Page and application data records

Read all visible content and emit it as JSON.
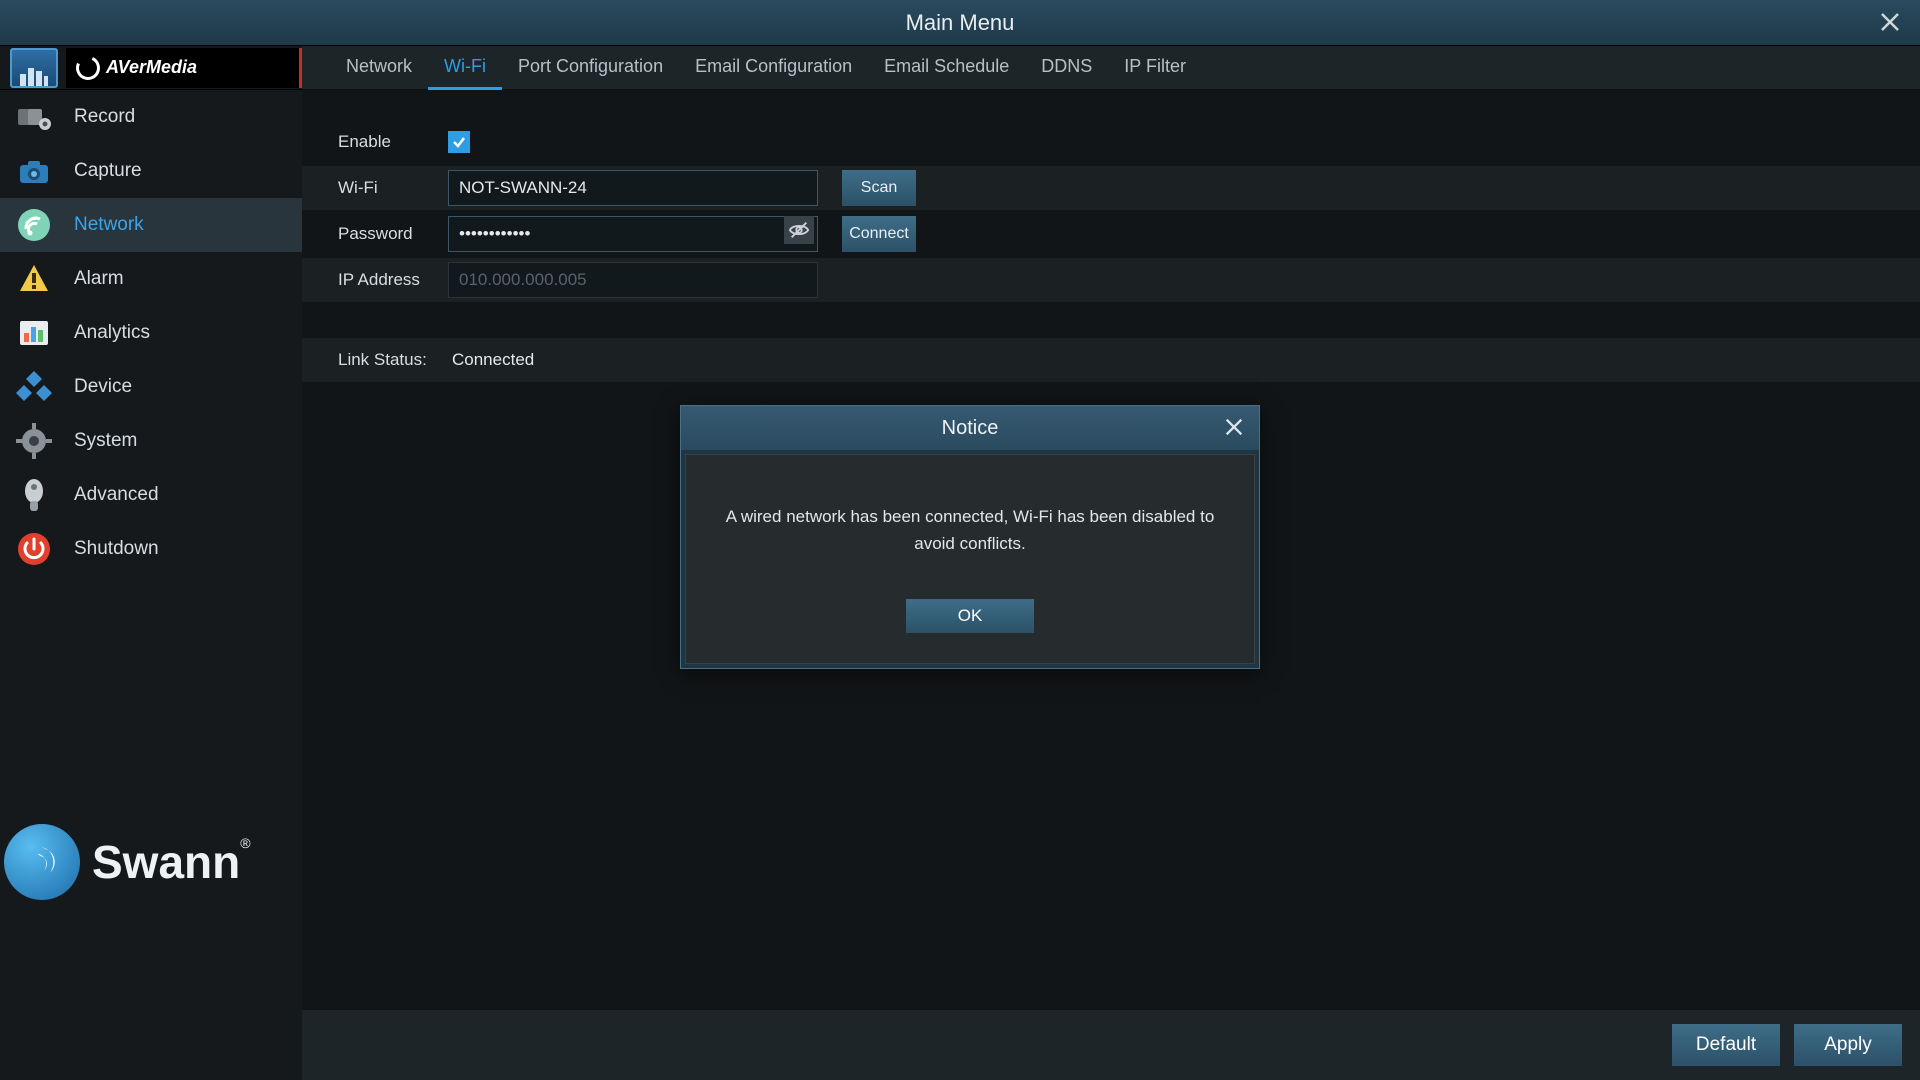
{
  "window": {
    "title": "Main Menu"
  },
  "brand": {
    "top_logo_text": "AVerMedia",
    "bottom_brand": "Swann"
  },
  "sidebar": {
    "active_index": 3,
    "items": [
      {
        "label": "",
        "icon": "display-icon"
      },
      {
        "label": "Record",
        "icon": "record-icon"
      },
      {
        "label": "Capture",
        "icon": "capture-icon"
      },
      {
        "label": "Network",
        "icon": "network-icon"
      },
      {
        "label": "Alarm",
        "icon": "alarm-icon"
      },
      {
        "label": "Analytics",
        "icon": "analytics-icon"
      },
      {
        "label": "Device",
        "icon": "device-icon"
      },
      {
        "label": "System",
        "icon": "system-icon"
      },
      {
        "label": "Advanced",
        "icon": "advanced-icon"
      },
      {
        "label": "Shutdown",
        "icon": "shutdown-icon"
      }
    ]
  },
  "tabs": {
    "active_index": 1,
    "items": [
      {
        "label": "Network"
      },
      {
        "label": "Wi-Fi"
      },
      {
        "label": "Port Configuration"
      },
      {
        "label": "Email Configuration"
      },
      {
        "label": "Email Schedule"
      },
      {
        "label": "DDNS"
      },
      {
        "label": "IP Filter"
      }
    ]
  },
  "form": {
    "enable_label": "Enable",
    "enable_checked": true,
    "wifi_label": "Wi-Fi",
    "wifi_value": "NOT-SWANN-24",
    "scan_label": "Scan",
    "password_label": "Password",
    "password_value": "••••••••••••",
    "connect_label": "Connect",
    "ip_label": "IP Address",
    "ip_value": "010.000.000.005",
    "link_status_label": "Link Status:",
    "link_status_value": "Connected"
  },
  "footer": {
    "default_label": "Default",
    "apply_label": "Apply"
  },
  "modal": {
    "title": "Notice",
    "message": "A wired network has been connected, Wi-Fi has been disabled to avoid conflicts.",
    "ok_label": "OK"
  }
}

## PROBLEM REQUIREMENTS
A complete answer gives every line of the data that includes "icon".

## WRITTEN ANSWER
        "icon": "display-icon"
        "icon": "record-icon"
        "icon": "capture-icon"
        "icon": "network-icon"
        "icon": "alarm-icon"
        "icon": "analytics-icon"
        "icon": "device-icon"
        "icon": "system-icon"
        "icon": "advanced-icon"
        "icon": "shutdown-icon"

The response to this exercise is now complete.